Using the MSCI AC Asia Pacific Reit index as a proxy, and looking at its sub-industry breakdown, the forward 12-month dividend yield for retail Reits is 5.34% as of 30 September 2020, which is higher than the 4.72% at the start of the year, according to Chiu.

Several firms have offered or prepared income products this year that have Asian Reits in their investment mandates.

These include Eastspring, Schroders and Allianz Global Investors, as well as digital wealth management firm Syfe, which collaborated with Singapore Exchange to launch a Reits portfolio that invests in SGX’s iEdge S-Reit 20 Index.

Most recently, UOB Asset Management launched the United S-Reit Income Fund to retail investors in Taiwan, which will invest at least 60% of its assets in Singapore Reits.

Set up in 2003, the Fortune Reit was the first to hold assets in Hong Kong and is listed on the main board of the Hong Kong Stock Exchange.

The tenants of its properties range from food & beverages outlets to services & education, supermarkets, banks and wet markets.
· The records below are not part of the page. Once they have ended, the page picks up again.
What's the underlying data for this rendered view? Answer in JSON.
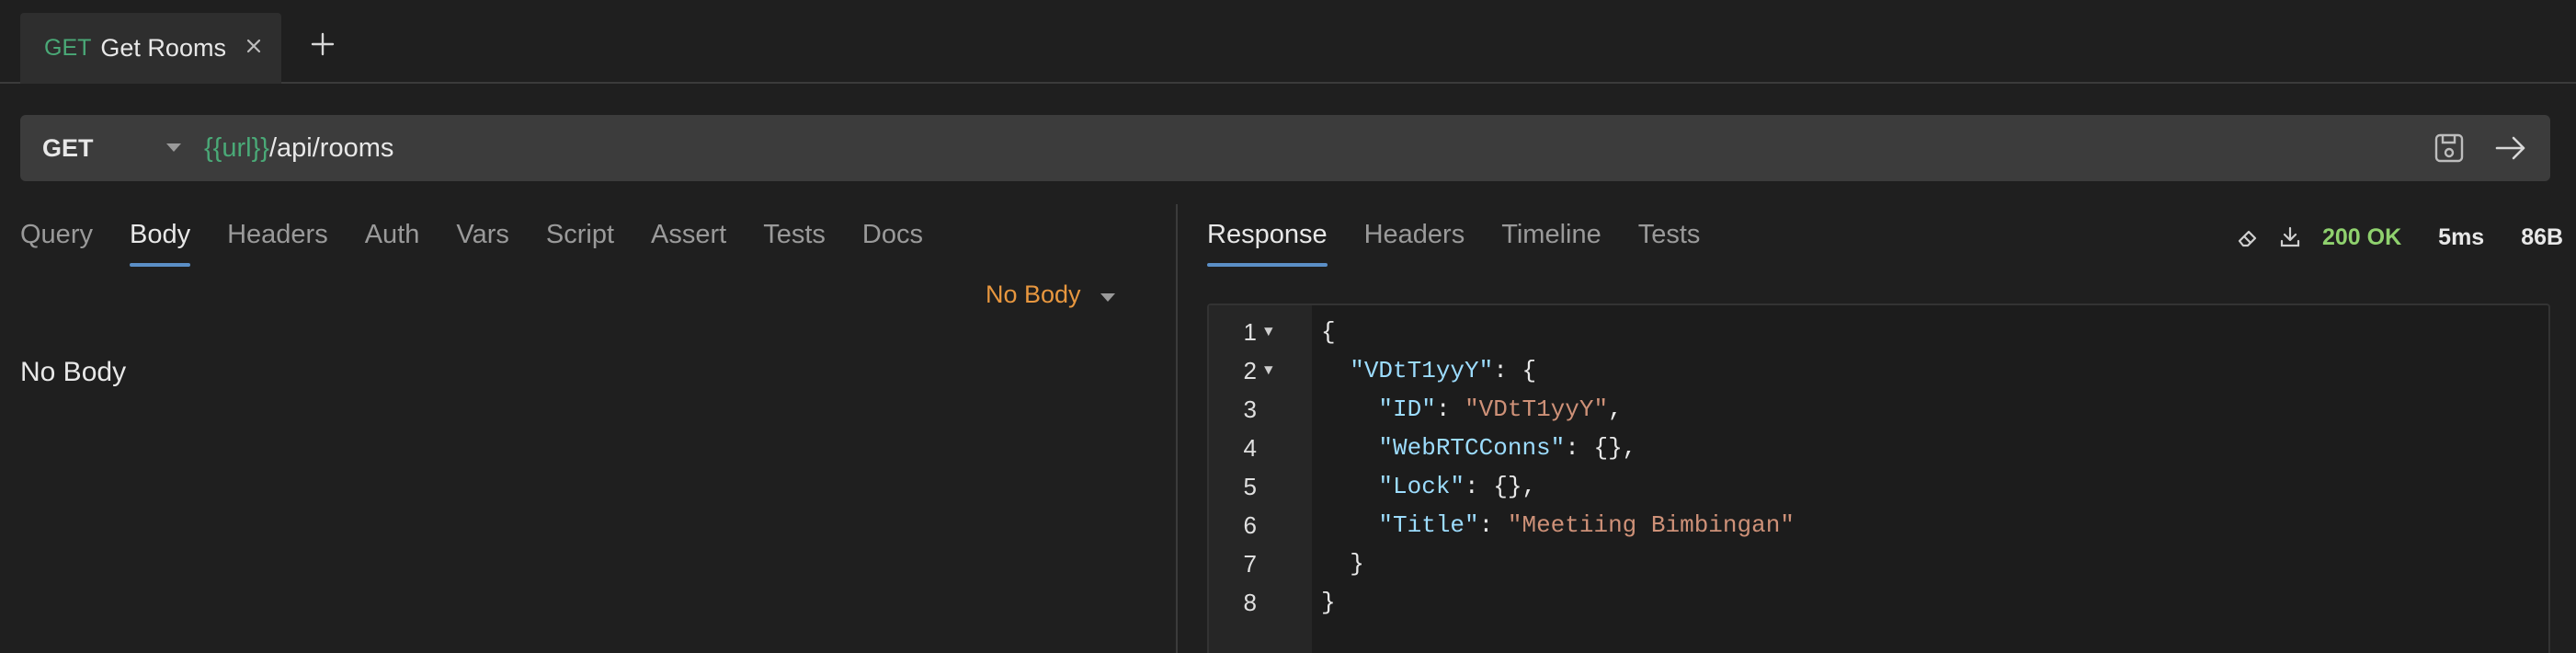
{
  "tabs": [
    {
      "method": "GET",
      "name": "Get Rooms"
    }
  ],
  "request": {
    "method": "GET",
    "url_var": "{{url}}",
    "url_path": "/api/rooms",
    "tabs": [
      "Query",
      "Body",
      "Headers",
      "Auth",
      "Vars",
      "Script",
      "Assert",
      "Tests",
      "Docs"
    ],
    "active_tab": "Body",
    "body_mode": "No Body",
    "body_content": "No Body"
  },
  "response": {
    "tabs": [
      "Response",
      "Headers",
      "Timeline",
      "Tests"
    ],
    "active_tab": "Response",
    "status": "200 OK",
    "time": "5ms",
    "size": "86B",
    "lines": [
      {
        "num": "1",
        "fold": "▼",
        "parts": [
          [
            "p",
            "{"
          ]
        ]
      },
      {
        "num": "2",
        "fold": "▼",
        "parts": [
          [
            "p",
            "  "
          ],
          [
            "k",
            "\"VDtT1yyY\""
          ],
          [
            "p",
            ": {"
          ]
        ]
      },
      {
        "num": "3",
        "fold": "",
        "parts": [
          [
            "p",
            "    "
          ],
          [
            "k",
            "\"ID\""
          ],
          [
            "p",
            ": "
          ],
          [
            "s",
            "\"VDtT1yyY\""
          ],
          [
            "p",
            ","
          ]
        ]
      },
      {
        "num": "4",
        "fold": "",
        "parts": [
          [
            "p",
            "    "
          ],
          [
            "k",
            "\"WebRTCConns\""
          ],
          [
            "p",
            ": {},"
          ]
        ]
      },
      {
        "num": "5",
        "fold": "",
        "parts": [
          [
            "p",
            "    "
          ],
          [
            "k",
            "\"Lock\""
          ],
          [
            "p",
            ": {},"
          ]
        ]
      },
      {
        "num": "6",
        "fold": "",
        "parts": [
          [
            "p",
            "    "
          ],
          [
            "k",
            "\"Title\""
          ],
          [
            "p",
            ": "
          ],
          [
            "s",
            "\"Meetiing Bimbingan\""
          ]
        ]
      },
      {
        "num": "7",
        "fold": "",
        "parts": [
          [
            "p",
            "  }"
          ]
        ]
      },
      {
        "num": "8",
        "fold": "",
        "parts": [
          [
            "p",
            "}"
          ]
        ]
      }
    ]
  },
  "colors": {
    "accent_green": "#4aa977",
    "status_ok": "#8fd16e",
    "body_mode_orange": "#e8973f",
    "active_underline": "#5b8fc7"
  },
  "icons": {
    "tab_close": "close-icon",
    "new_tab": "plus-icon",
    "method_dropdown": "caret-down-icon",
    "save": "save-icon",
    "send": "arrow-right-icon",
    "clear": "eraser-icon",
    "download": "download-icon"
  }
}
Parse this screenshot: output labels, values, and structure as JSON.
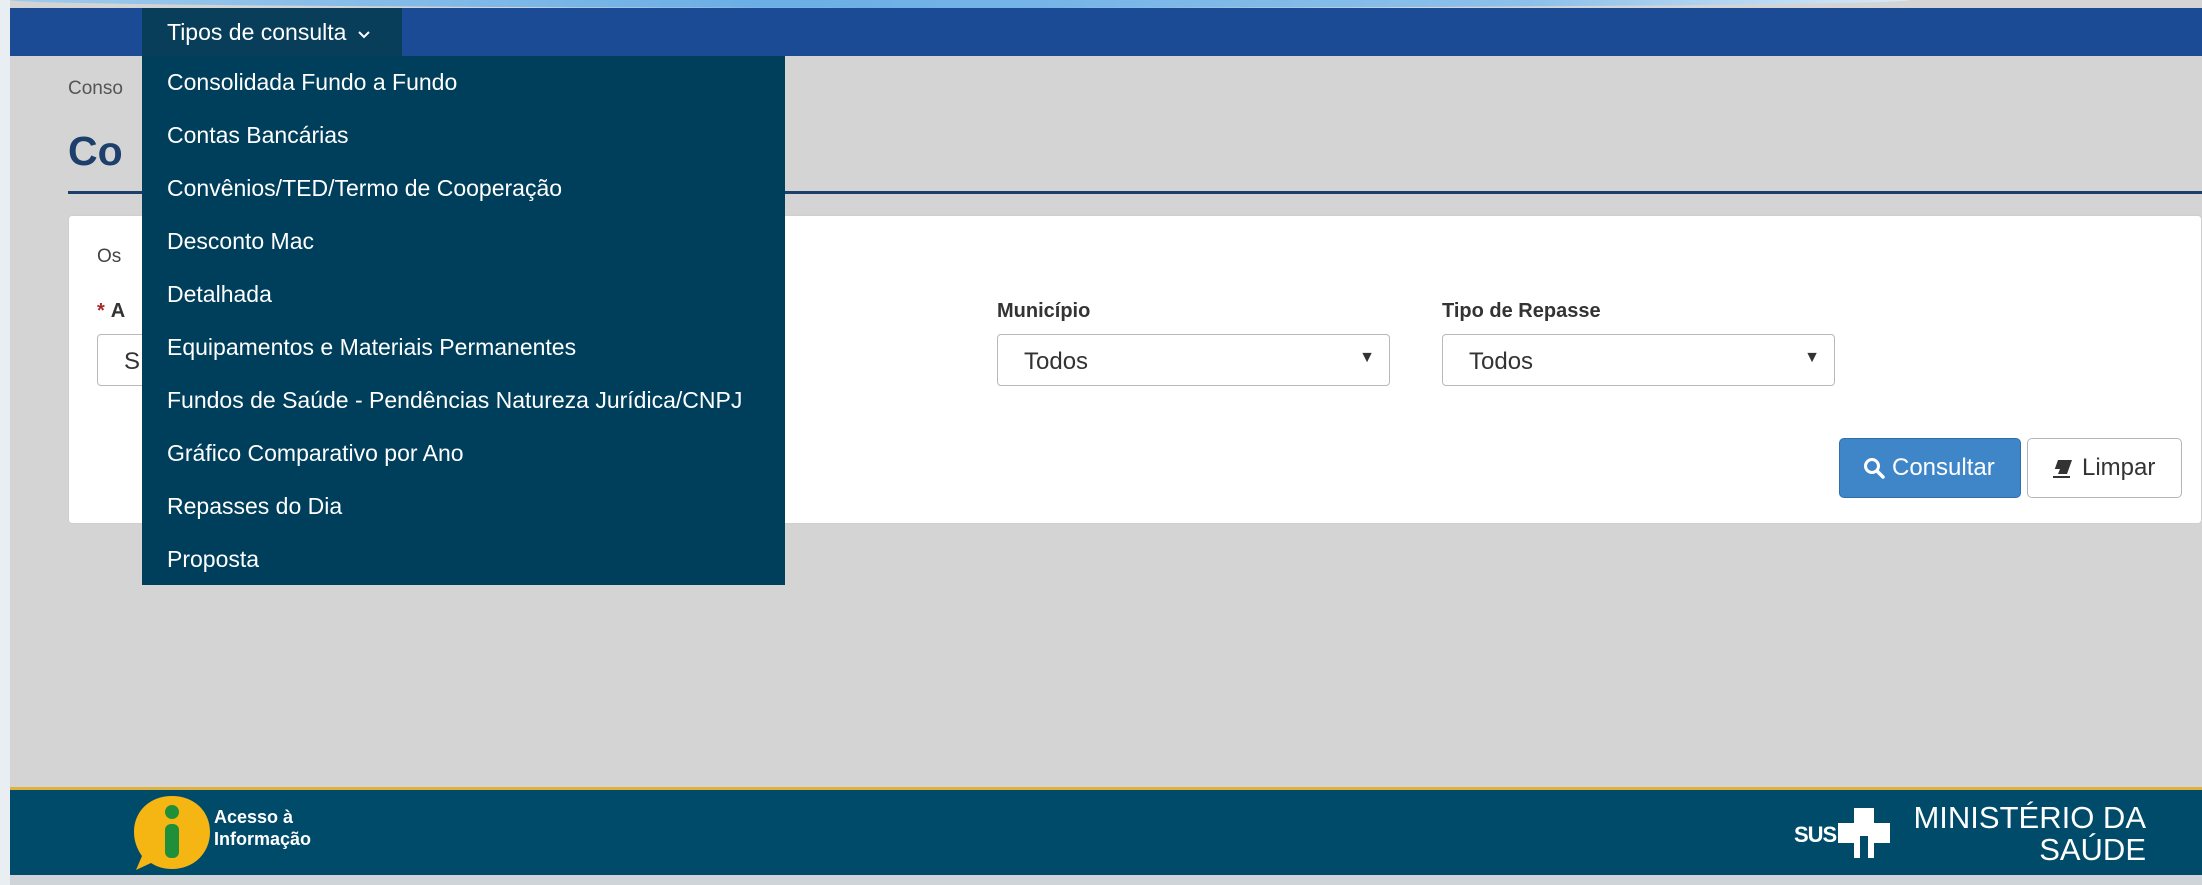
{
  "nav": {
    "menu_label": "Tipos de consulta",
    "menu_items": [
      "Consolidada Fundo a Fundo",
      "Contas Bancárias",
      "Convênios/TED/Termo de Cooperação",
      "Desconto Mac",
      "Detalhada",
      "Equipamentos e Materiais Permanentes",
      "Fundos de Saúde - Pendências Natureza Jurídica/CNPJ",
      "Gráfico Comparativo por Ano",
      "Repasses do Dia",
      "Proposta"
    ]
  },
  "breadcrumb": "Conso",
  "page_title": "Co",
  "panel": {
    "note": "Os",
    "required_label": "A",
    "required_value": "S",
    "municipio": {
      "label": "Município",
      "value": "Todos"
    },
    "tipo_repasse": {
      "label": "Tipo de Repasse",
      "value": "Todos"
    },
    "consultar_label": "Consultar",
    "limpar_label": "Limpar"
  },
  "footer": {
    "access_line1": "Acesso à",
    "access_line2": "Informação",
    "sus": "SUS",
    "ministry_line1": "MINISTÉRIO DA",
    "ministry_line2": "SAÚDE"
  },
  "colors": {
    "topbar": "#1a4b94",
    "menu": "#003f5c",
    "primary_button": "#3f86c8",
    "footer": "#004a6a",
    "footer_accent": "#e0b23a"
  }
}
The majority of their businesses are providing necessities to local residents, so the portfolio is characterised by continuity.

“Around 80% of our marketing budget this year has been spent on promoting our tenants’ businesses,” said Chiu.

Yet, she also identifies four major trends in Hong Kong’s food & beverages sector, which should persist despite the effect of coronavirus on social behaviour.

These include the rising popularity of luxury fine dining, the growth of specialist restaurants catering for the young and typically managed by local chains, “grab-and-go” food counters, and coffee and bubble tea shops.

“The death of the Asian shopping mall culture, predicted by some commentators as people have been forced to turn to e-commerce, is highly unlikely,” said Chiu.

Fortune Reit Portfolio

Source: Fortune Reit, 30 June 2020.

Part of the Mark Allen Group.